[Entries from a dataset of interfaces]
= Beginning of Section =
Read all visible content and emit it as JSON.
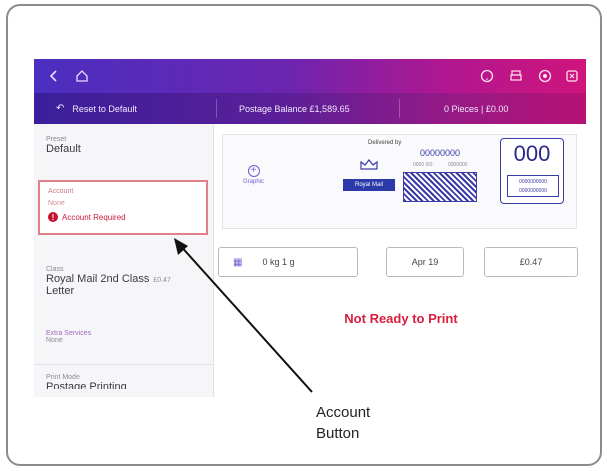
{
  "topbar": {
    "icons": [
      "back-icon",
      "home-icon",
      "help-icon",
      "print-icon",
      "settings-icon",
      "close-icon"
    ]
  },
  "subbar": {
    "reset_label": "Reset to Default",
    "postage_balance": "Postage Balance £1,589.65",
    "pieces": "0 Pieces | £0.00"
  },
  "sidebar": {
    "preset_label": "Preset",
    "preset_value": "Default",
    "account_label": "Account",
    "account_value": "None",
    "account_required": "Account Required",
    "class_label": "Class",
    "class_value": "Royal Mail 2nd Class",
    "class_price": "£0.47",
    "class_sub": "Letter",
    "extra_label": "Extra Services",
    "extra_value": "None",
    "print_mode_label": "Print Mode",
    "print_mode_value": "Postage Printing"
  },
  "indicia": {
    "graphic_label": "Graphic",
    "delivered_by": "Delivered by",
    "serial": "00000000",
    "small1": "0000 0/0",
    "small2": "0000000",
    "postmark": "000",
    "royal_mail": "Royal Mail",
    "postmark_small": "0000000000"
  },
  "fields": {
    "weight": "0 kg 1 g",
    "date": "Apr 19",
    "amount": "£0.47"
  },
  "status": "Not Ready to Print",
  "callout": {
    "line1": "Account",
    "line2": "Button"
  },
  "colors": {
    "accent": "#5a1f98",
    "brand_magenta": "#d0147c",
    "error": "#d81e3c"
  }
}
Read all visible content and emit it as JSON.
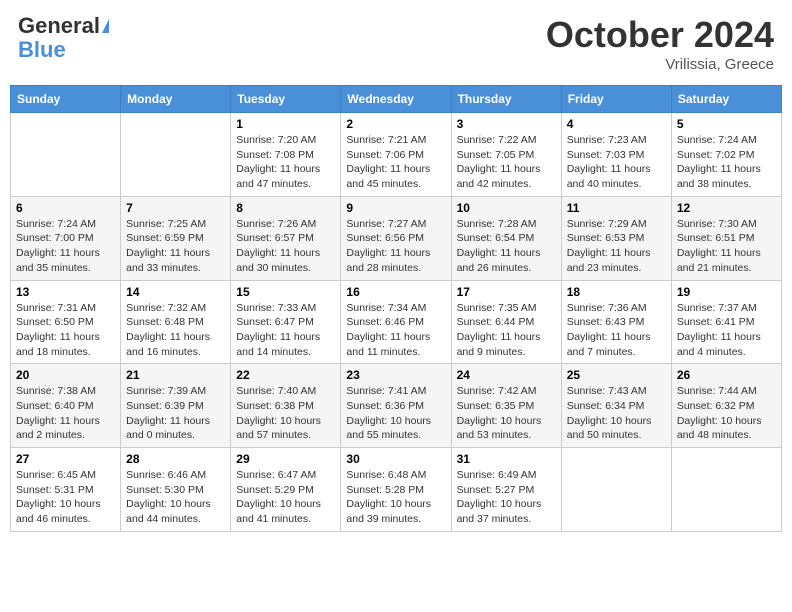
{
  "header": {
    "logo_general": "General",
    "logo_blue": "Blue",
    "title": "October 2024",
    "location": "Vrilissia, Greece"
  },
  "days_of_week": [
    "Sunday",
    "Monday",
    "Tuesday",
    "Wednesday",
    "Thursday",
    "Friday",
    "Saturday"
  ],
  "weeks": [
    [
      {
        "day": "",
        "info": ""
      },
      {
        "day": "",
        "info": ""
      },
      {
        "day": "1",
        "info": "Sunrise: 7:20 AM\nSunset: 7:08 PM\nDaylight: 11 hours and 47 minutes."
      },
      {
        "day": "2",
        "info": "Sunrise: 7:21 AM\nSunset: 7:06 PM\nDaylight: 11 hours and 45 minutes."
      },
      {
        "day": "3",
        "info": "Sunrise: 7:22 AM\nSunset: 7:05 PM\nDaylight: 11 hours and 42 minutes."
      },
      {
        "day": "4",
        "info": "Sunrise: 7:23 AM\nSunset: 7:03 PM\nDaylight: 11 hours and 40 minutes."
      },
      {
        "day": "5",
        "info": "Sunrise: 7:24 AM\nSunset: 7:02 PM\nDaylight: 11 hours and 38 minutes."
      }
    ],
    [
      {
        "day": "6",
        "info": "Sunrise: 7:24 AM\nSunset: 7:00 PM\nDaylight: 11 hours and 35 minutes."
      },
      {
        "day": "7",
        "info": "Sunrise: 7:25 AM\nSunset: 6:59 PM\nDaylight: 11 hours and 33 minutes."
      },
      {
        "day": "8",
        "info": "Sunrise: 7:26 AM\nSunset: 6:57 PM\nDaylight: 11 hours and 30 minutes."
      },
      {
        "day": "9",
        "info": "Sunrise: 7:27 AM\nSunset: 6:56 PM\nDaylight: 11 hours and 28 minutes."
      },
      {
        "day": "10",
        "info": "Sunrise: 7:28 AM\nSunset: 6:54 PM\nDaylight: 11 hours and 26 minutes."
      },
      {
        "day": "11",
        "info": "Sunrise: 7:29 AM\nSunset: 6:53 PM\nDaylight: 11 hours and 23 minutes."
      },
      {
        "day": "12",
        "info": "Sunrise: 7:30 AM\nSunset: 6:51 PM\nDaylight: 11 hours and 21 minutes."
      }
    ],
    [
      {
        "day": "13",
        "info": "Sunrise: 7:31 AM\nSunset: 6:50 PM\nDaylight: 11 hours and 18 minutes."
      },
      {
        "day": "14",
        "info": "Sunrise: 7:32 AM\nSunset: 6:48 PM\nDaylight: 11 hours and 16 minutes."
      },
      {
        "day": "15",
        "info": "Sunrise: 7:33 AM\nSunset: 6:47 PM\nDaylight: 11 hours and 14 minutes."
      },
      {
        "day": "16",
        "info": "Sunrise: 7:34 AM\nSunset: 6:46 PM\nDaylight: 11 hours and 11 minutes."
      },
      {
        "day": "17",
        "info": "Sunrise: 7:35 AM\nSunset: 6:44 PM\nDaylight: 11 hours and 9 minutes."
      },
      {
        "day": "18",
        "info": "Sunrise: 7:36 AM\nSunset: 6:43 PM\nDaylight: 11 hours and 7 minutes."
      },
      {
        "day": "19",
        "info": "Sunrise: 7:37 AM\nSunset: 6:41 PM\nDaylight: 11 hours and 4 minutes."
      }
    ],
    [
      {
        "day": "20",
        "info": "Sunrise: 7:38 AM\nSunset: 6:40 PM\nDaylight: 11 hours and 2 minutes."
      },
      {
        "day": "21",
        "info": "Sunrise: 7:39 AM\nSunset: 6:39 PM\nDaylight: 11 hours and 0 minutes."
      },
      {
        "day": "22",
        "info": "Sunrise: 7:40 AM\nSunset: 6:38 PM\nDaylight: 10 hours and 57 minutes."
      },
      {
        "day": "23",
        "info": "Sunrise: 7:41 AM\nSunset: 6:36 PM\nDaylight: 10 hours and 55 minutes."
      },
      {
        "day": "24",
        "info": "Sunrise: 7:42 AM\nSunset: 6:35 PM\nDaylight: 10 hours and 53 minutes."
      },
      {
        "day": "25",
        "info": "Sunrise: 7:43 AM\nSunset: 6:34 PM\nDaylight: 10 hours and 50 minutes."
      },
      {
        "day": "26",
        "info": "Sunrise: 7:44 AM\nSunset: 6:32 PM\nDaylight: 10 hours and 48 minutes."
      }
    ],
    [
      {
        "day": "27",
        "info": "Sunrise: 6:45 AM\nSunset: 5:31 PM\nDaylight: 10 hours and 46 minutes."
      },
      {
        "day": "28",
        "info": "Sunrise: 6:46 AM\nSunset: 5:30 PM\nDaylight: 10 hours and 44 minutes."
      },
      {
        "day": "29",
        "info": "Sunrise: 6:47 AM\nSunset: 5:29 PM\nDaylight: 10 hours and 41 minutes."
      },
      {
        "day": "30",
        "info": "Sunrise: 6:48 AM\nSunset: 5:28 PM\nDaylight: 10 hours and 39 minutes."
      },
      {
        "day": "31",
        "info": "Sunrise: 6:49 AM\nSunset: 5:27 PM\nDaylight: 10 hours and 37 minutes."
      },
      {
        "day": "",
        "info": ""
      },
      {
        "day": "",
        "info": ""
      }
    ]
  ]
}
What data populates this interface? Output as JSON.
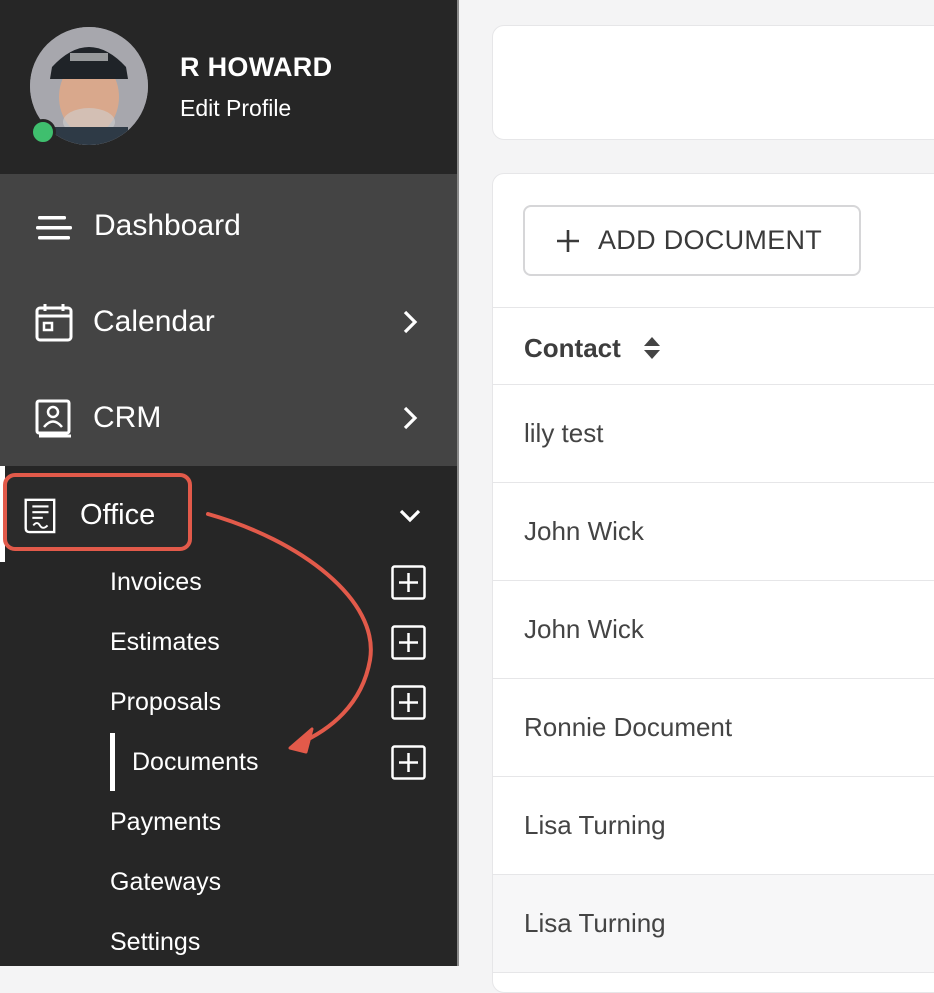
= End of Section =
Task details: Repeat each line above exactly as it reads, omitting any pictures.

Exercise result:
Read all visible content and emit it as JSON.
{
  "topbar": {
    "icons": [
      "back-icon",
      "home-icon",
      "help-icon",
      "print-icon",
      "settings-icon",
      "close-icon"
    ]
  },
  "subbar": {
    "reset_label": "Reset to Default",
    "postage_balance": "Postage Balance £1,589.65",
    "pieces": "0 Pieces | £0.00"
  },
  "sidebar": {
    "preset_label": "Preset",
    "preset_value": "Default",
    "account_label": "Account",
    "account_value": "None",
    "account_required": "Account Required",
    "class_label": "Class",
    "class_value": "Royal Mail 2nd Class",
    "class_price": "£0.47",
    "class_sub": "Letter",
    "extra_label": "Extra Services",
    "extra_value": "None",
    "print_mode_label": "Print Mode",
    "print_mode_value": "Postage Printing"
  },
  "indicia": {
    "graphic_label": "Graphic",
    "delivered_by": "Delivered by",
    "serial": "00000000",
    "small1": "0000 0/0",
    "small2": "0000000",
    "postmark": "000",
    "royal_mail": "Royal Mail",
    "postmark_small": "0000000000"
  },
  "fields": {
    "weight": "0 kg 1 g",
    "date": "Apr 19",
    "amount": "£0.47"
  },
  "status": "Not Ready to Print",
  "callout": {
    "line1": "Account",
    "line2": "Button"
  },
  "colors": {
    "accent": "#5a1f98",
    "brand_magenta": "#d0147c",
    "error": "#d81e3c"
  }
}
Read all visible content and emit it as JSON.
{
  "header": {
    "logo_general": "General",
    "logo_blue": "Blue",
    "title": "October 2024",
    "location": "Vrilissia, Greece"
  },
  "days_of_week": [
    "Sunday",
    "Monday",
    "Tuesday",
    "Wednesday",
    "Thursday",
    "Friday",
    "Saturday"
  ],
  "weeks": [
    [
      {
        "day": "",
        "info": ""
      },
      {
        "day": "",
        "info": ""
      },
      {
        "day": "1",
        "info": "Sunrise: 7:20 AM\nSunset: 7:08 PM\nDaylight: 11 hours and 47 minutes."
      },
      {
        "day": "2",
        "info": "Sunrise: 7:21 AM\nSunset: 7:06 PM\nDaylight: 11 hours and 45 minutes."
      },
      {
        "day": "3",
        "info": "Sunrise: 7:22 AM\nSunset: 7:05 PM\nDaylight: 11 hours and 42 minutes."
      },
      {
        "day": "4",
        "info": "Sunrise: 7:23 AM\nSunset: 7:03 PM\nDaylight: 11 hours and 40 minutes."
      },
      {
        "day": "5",
        "info": "Sunrise: 7:24 AM\nSunset: 7:02 PM\nDaylight: 11 hours and 38 minutes."
      }
    ],
    [
      {
        "day": "6",
        "info": "Sunrise: 7:24 AM\nSunset: 7:00 PM\nDaylight: 11 hours and 35 minutes."
      },
      {
        "day": "7",
        "info": "Sunrise: 7:25 AM\nSunset: 6:59 PM\nDaylight: 11 hours and 33 minutes."
      },
      {
        "day": "8",
        "info": "Sunrise: 7:26 AM\nSunset: 6:57 PM\nDaylight: 11 hours and 30 minutes."
      },
      {
        "day": "9",
        "info": "Sunrise: 7:27 AM\nSunset: 6:56 PM\nDaylight: 11 hours and 28 minutes."
      },
      {
        "day": "10",
        "info": "Sunrise: 7:28 AM\nSunset: 6:54 PM\nDaylight: 11 hours and 26 minutes."
      },
      {
        "day": "11",
        "info": "Sunrise: 7:29 AM\nSunset: 6:53 PM\nDaylight: 11 hours and 23 minutes."
      },
      {
        "day": "12",
        "info": "Sunrise: 7:30 AM\nSunset: 6:51 PM\nDaylight: 11 hours and 21 minutes."
      }
    ],
    [
      {
        "day": "13",
        "info": "Sunrise: 7:31 AM\nSunset: 6:50 PM\nDaylight: 11 hours and 18 minutes."
      },
      {
        "day": "14",
        "info": "Sunrise: 7:32 AM\nSunset: 6:48 PM\nDaylight: 11 hours and 16 minutes."
      },
      {
        "day": "15",
        "info": "Sunrise: 7:33 AM\nSunset: 6:47 PM\nDaylight: 11 hours and 14 minutes."
      },
      {
        "day": "16",
        "info": "Sunrise: 7:34 AM\nSunset: 6:46 PM\nDaylight: 11 hours and 11 minutes."
      },
      {
        "day": "17",
        "info": "Sunrise: 7:35 AM\nSunset: 6:44 PM\nDaylight: 11 hours and 9 minutes."
      },
      {
        "day": "18",
        "info": "Sunrise: 7:36 AM\nSunset: 6:43 PM\nDaylight: 11 hours and 7 minutes."
      },
      {
        "day": "19",
        "info": "Sunrise: 7:37 AM\nSunset: 6:41 PM\nDaylight: 11 hours and 4 minutes."
      }
    ],
    [
      {
        "day": "20",
        "info": "Sunrise: 7:38 AM\nSunset: 6:40 PM\nDaylight: 11 hours and 2 minutes."
      },
      {
        "day": "21",
        "info": "Sunrise: 7:39 AM\nSunset: 6:39 PM\nDaylight: 11 hours and 0 minutes."
      },
      {
        "day": "22",
        "info": "Sunrise: 7:40 AM\nSunset: 6:38 PM\nDaylight: 10 hours and 57 minutes."
      },
      {
        "day": "23",
        "info": "Sunrise: 7:41 AM\nSunset: 6:36 PM\nDaylight: 10 hours and 55 minutes."
      },
      {
        "day": "24",
        "info": "Sunrise: 7:42 AM\nSunset: 6:35 PM\nDaylight: 10 hours and 53 minutes."
      },
      {
        "day": "25",
        "info": "Sunrise: 7:43 AM\nSunset: 6:34 PM\nDaylight: 10 hours and 50 minutes."
      },
      {
        "day": "26",
        "info": "Sunrise: 7:44 AM\nSunset: 6:32 PM\nDaylight: 10 hours and 48 minutes."
      }
    ],
    [
      {
        "day": "27",
        "info": "Sunrise: 6:45 AM\nSunset: 5:31 PM\nDaylight: 10 hours and 46 minutes."
      },
      {
        "day": "28",
        "info": "Sunrise: 6:46 AM\nSunset: 5:30 PM\nDaylight: 10 hours and 44 minutes."
      },
      {
        "day": "29",
        "info": "Sunrise: 6:47 AM\nSunset: 5:29 PM\nDaylight: 10 hours and 41 minutes."
      },
      {
        "day": "30",
        "info": "Sunrise: 6:48 AM\nSunset: 5:28 PM\nDaylight: 10 hours and 39 minutes."
      },
      {
        "day": "31",
        "info": "Sunrise: 6:49 AM\nSunset: 5:27 PM\nDaylight: 10 hours and 37 minutes."
      },
      {
        "day": "",
        "info": ""
      },
      {
        "day": "",
        "info": ""
      }
    ]
  ]
}
What data populates this interface? Output as JSON.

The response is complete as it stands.